Senate Minority Leader Mitch McConnell, R-Ky., predicted the financial overhaul bill written by Banking Committee Chairman Christopher Dodd, D-Conn., would face "overwhelming" Republican opposition, Politico reported Tuesday.
"I would say all signs we get from the White House is they're not interested in talking, they're not interested in making a deal with us," McConnell told reporters after meeting with his caucus Tuesday. "They want to jam through a totally partisan bill. And if they do that, and it looks like the Dodd bill, it will guarantee perpetual taxpayer bailouts of Wall Street banks."

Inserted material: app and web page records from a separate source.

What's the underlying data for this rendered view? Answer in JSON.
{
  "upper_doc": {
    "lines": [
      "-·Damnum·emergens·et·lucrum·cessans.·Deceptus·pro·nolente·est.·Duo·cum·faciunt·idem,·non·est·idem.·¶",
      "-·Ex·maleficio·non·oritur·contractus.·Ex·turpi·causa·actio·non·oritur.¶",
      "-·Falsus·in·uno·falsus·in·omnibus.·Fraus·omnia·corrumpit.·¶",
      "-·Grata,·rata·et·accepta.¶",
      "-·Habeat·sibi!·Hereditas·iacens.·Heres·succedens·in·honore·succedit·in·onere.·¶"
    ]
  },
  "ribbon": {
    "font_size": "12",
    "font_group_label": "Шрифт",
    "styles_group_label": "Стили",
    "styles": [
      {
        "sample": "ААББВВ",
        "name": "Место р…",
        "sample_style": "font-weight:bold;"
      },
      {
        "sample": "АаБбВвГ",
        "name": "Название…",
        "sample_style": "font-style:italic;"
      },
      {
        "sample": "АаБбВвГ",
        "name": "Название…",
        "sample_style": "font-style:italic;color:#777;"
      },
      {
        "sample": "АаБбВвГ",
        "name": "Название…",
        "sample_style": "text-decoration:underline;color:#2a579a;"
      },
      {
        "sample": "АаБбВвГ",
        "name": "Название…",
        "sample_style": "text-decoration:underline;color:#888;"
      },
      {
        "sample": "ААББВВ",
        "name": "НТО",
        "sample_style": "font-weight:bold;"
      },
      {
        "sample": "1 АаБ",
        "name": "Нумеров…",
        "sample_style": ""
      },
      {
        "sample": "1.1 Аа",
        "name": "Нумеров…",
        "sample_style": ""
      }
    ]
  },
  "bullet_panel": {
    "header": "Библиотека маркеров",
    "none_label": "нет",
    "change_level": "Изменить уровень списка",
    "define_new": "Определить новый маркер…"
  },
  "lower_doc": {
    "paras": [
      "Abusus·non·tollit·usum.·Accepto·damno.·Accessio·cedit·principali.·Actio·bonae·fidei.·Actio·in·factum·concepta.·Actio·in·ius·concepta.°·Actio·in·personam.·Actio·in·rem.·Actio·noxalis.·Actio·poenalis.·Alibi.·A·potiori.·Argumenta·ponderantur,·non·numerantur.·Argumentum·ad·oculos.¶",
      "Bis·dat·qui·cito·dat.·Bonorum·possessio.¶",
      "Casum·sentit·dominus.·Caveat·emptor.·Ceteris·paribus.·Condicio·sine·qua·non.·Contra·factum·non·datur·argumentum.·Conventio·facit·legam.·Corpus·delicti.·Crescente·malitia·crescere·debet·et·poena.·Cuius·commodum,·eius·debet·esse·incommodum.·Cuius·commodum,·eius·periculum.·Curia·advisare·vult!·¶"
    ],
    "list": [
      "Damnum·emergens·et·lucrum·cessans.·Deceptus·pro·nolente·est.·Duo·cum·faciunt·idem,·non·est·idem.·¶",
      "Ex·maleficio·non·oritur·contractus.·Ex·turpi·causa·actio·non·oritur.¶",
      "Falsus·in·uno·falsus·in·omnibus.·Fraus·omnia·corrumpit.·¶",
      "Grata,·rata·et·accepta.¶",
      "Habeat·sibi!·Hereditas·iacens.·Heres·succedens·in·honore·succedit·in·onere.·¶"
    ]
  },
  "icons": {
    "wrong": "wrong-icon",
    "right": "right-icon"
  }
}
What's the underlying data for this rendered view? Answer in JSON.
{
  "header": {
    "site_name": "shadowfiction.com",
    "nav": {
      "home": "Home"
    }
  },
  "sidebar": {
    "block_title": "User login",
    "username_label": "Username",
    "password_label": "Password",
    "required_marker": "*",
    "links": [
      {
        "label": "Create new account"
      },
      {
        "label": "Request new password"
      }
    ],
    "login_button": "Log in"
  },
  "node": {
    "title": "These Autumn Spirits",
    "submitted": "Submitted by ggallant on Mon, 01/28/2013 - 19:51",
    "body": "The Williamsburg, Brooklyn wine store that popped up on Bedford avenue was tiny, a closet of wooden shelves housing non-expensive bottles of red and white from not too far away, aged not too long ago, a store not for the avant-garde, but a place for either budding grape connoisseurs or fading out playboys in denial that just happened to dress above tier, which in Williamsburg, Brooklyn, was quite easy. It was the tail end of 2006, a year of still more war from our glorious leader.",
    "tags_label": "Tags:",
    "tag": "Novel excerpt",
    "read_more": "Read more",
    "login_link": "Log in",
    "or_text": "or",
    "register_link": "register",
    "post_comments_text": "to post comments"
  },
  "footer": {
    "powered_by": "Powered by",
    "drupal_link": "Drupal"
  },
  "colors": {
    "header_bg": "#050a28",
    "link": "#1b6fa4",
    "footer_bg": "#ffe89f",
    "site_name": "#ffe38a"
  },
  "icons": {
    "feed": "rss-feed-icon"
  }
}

White House spokeswoman Jen Psaki said the GOP opposition was based on advice from party strategists advising Republicans to attack President Barack Obama's financial reform plans by calling them "bailouts."
"No matter what the bill actually does, they're going to call it a bailout because that's what the polls tell them to do," Psaki wrote in a WhiteHouse.gov blog. "The Senate bill explicitly mandates that a large financial firm that faces failure will be allowed to fail, and it explicitly prohibits the use of any funds to 'bail out' a failing firm."
Dodd and the committee's ranking Republican, Richard Shelby of Alabama, said they continue to work on a compromise for the regulatory bill, Politico said.
House and Senate party leaders met Wednesday with Obama to discuss, among other things, financial reform.
Notable deaths of 2014 [PHOTOS]